National Australia Bank’s cash offer in December won over Axa Asia Pacific’s independent directors, who rejected AMP’s cash and stock bid of A$12.9 billion. The competition watchdog then blocked the bank’s approach twice, even as it pledged to sell one of the target’s assets to ease antitrust concerns.
Asked why he didn’t offer more to win over the regulator, Tucker said the bank had sought not to erode the benefits of the transaction by giving too much away.
“We’ve worked hard with them over the last few months to come up with a package that we thought would satisfy their concerns,” Tucker said. “You have to be careful to get the balance between satisfying the concerns of the ACCC and keeping the integrity of the value of the deal in place.”

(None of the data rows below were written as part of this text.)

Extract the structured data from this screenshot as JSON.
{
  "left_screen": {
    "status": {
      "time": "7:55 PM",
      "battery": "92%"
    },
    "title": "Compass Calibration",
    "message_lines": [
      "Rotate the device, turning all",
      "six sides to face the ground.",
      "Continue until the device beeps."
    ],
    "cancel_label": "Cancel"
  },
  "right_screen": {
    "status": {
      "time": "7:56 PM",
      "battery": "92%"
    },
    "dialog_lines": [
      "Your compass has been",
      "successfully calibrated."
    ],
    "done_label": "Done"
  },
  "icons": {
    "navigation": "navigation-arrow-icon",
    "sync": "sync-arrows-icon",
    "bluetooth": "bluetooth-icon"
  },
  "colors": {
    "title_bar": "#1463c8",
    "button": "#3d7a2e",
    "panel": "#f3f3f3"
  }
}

To squeeze the takeover through, National Australia Bank had offered to sell Axa Asia Pacific’s North investment platform, an online portal overseeing A$1.4 billion of funds, to smaller asset manager IOOF Holdings Ltd. With that solution rejected, Tucker said National Australia Bank will expand with its existing assets.
“We’ll continue to compete and grow quite vigorously in the markets organically,” Tucker told yesterday’s Inside Business program. “We’ll just continue to go on and compete.”
National Australia Bank and AMP were pursuing a wealth manager with A$78.4 billion of assets, most of them in Australia. They both planned to keep the Australian and New Zealand units and sell eight Asian divisions to Axa SA, the French insurer that owns 54 percent of Axa Asia Pacific.
Analysts including Williams at Citigroup have said the regulator’s blocking of the deal represented a rejection of increased market dominance by National Australia Bank, Westpac Banking Corp., Commonwealth Bank of Australia and Australia & New Zealand Banking Group Ltd.
Speaking to the same Inside Business program, ACCC Deputy Chairman Peter Kell denied the regulator was opposed in principle to any of Australia’s biggest banks becoming larger.
“Of course the ACCC is very much interested in competition in the finance sector,” Kell said on the program. “It’s an area of strong concern to the wider community, but we assess each matter on its merits. We didn’t believe the undertakings would set up IOOF with significant competitive force.”